“There’s very little value in fixed income in terms of yield right now, even in the so-called high-yield space,” says Stephan Repkow, Asia CEO of private banking at Union Bancaire Privée.
Barclays' US high-yield corporate bond index broke below 6% for the first time at the start of January and stood at 5.75% on Friday.

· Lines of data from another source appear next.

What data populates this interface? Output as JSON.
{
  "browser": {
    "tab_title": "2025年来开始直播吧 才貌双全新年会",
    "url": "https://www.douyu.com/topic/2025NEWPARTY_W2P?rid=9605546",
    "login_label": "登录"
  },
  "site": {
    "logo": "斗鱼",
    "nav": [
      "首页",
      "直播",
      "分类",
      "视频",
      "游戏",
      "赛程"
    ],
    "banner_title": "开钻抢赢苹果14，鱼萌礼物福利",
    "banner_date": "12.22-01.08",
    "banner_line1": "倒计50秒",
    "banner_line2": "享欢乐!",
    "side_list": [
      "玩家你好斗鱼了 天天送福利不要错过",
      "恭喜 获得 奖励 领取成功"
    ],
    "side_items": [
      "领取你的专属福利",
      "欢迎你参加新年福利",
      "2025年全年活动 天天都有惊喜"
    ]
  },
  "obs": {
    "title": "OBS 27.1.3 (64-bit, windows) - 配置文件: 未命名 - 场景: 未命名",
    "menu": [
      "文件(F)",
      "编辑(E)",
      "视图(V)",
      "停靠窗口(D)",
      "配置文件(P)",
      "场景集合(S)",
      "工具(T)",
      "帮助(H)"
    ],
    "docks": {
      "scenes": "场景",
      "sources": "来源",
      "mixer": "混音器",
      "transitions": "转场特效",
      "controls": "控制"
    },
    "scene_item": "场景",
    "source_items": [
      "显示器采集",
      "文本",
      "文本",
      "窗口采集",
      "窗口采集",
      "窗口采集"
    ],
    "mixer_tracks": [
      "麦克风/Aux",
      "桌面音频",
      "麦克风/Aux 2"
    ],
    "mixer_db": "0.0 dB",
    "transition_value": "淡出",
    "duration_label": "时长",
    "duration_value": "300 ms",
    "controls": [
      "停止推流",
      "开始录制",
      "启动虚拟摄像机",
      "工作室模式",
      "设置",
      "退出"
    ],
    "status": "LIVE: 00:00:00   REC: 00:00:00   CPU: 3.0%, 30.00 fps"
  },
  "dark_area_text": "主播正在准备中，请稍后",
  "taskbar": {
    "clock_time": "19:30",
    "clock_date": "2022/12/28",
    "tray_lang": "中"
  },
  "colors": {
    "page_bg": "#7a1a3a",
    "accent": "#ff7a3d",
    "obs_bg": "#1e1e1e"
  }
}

On the same day, the 10-year US Treasury yield was a little under 1.9% and 10-year German bunds below 1.6%.
“Junk bonds are not priced as junk anymore and are not giving commensurate return for the level of risk of default or credit event probability," says Repkow. "They are priced almost exclusively in terms of relative value to other securities – such as US Treasuries – or asset classes, rather than in view of their fundamental or intrinsic value.
“This is the new form of complacency in the market, as a result of the ultra-accommodative monetary policies in the US, Europe and now Japan, which we advise our clients to be very attentive to," he adds.
“Actually, equities for similar issuer risk and name are becoming more attractive as dividend policies are becoming more steady and price valuation has, by definition, more upside potential than bonds at the current yield level.”
One result of the present environment has been increased interest in lower-risk, principal-protected investments, notes Repkow, as reported last week by AsianInvestor.
Meanwhile, others are more sanguine in their outlook on high-yield bonds.
Luca Paolini, chief strategist at Pictet Asset Management, says: “The investment appeal of higher-yielding fixed-income assets such as speculative-grade corporate debt and emerging-market sovereign bonds remains strong following an acceleration in the pace of monetary easing in both the US and Japan.”
He argues that EM debt looks particularly attractive, given that the base-rate differential between developed and developing economies widened over the course of last year to 500 basis points. “This rate gap should provide strong support for EM currencies, one reason why we favour local over dollar-denominated EM debt,” says Paolini.
“Corporate high-yield bonds are attractively valued and remain an overweight,” he adds. “Spreads continue to offer investors ample compensation against the risk of default.”
Default rates in European markets are below average and are unlikely to rise by much over the medium term, argues Paolini, as many companies have managed to extend the duration of their liabilities and maintain high levels of cash on their balance sheets.
Hence Pictet AM remains overweight EM debt and high-yield bonds “as sluggish economic growth and low interest rates provide support for riskier fixed income asset classes”.
In terms of global positioning, the firm remains underweight equities and overweight cash, also due to sluggish global economic growth and the fact that earnings forecasts are “heading lower”.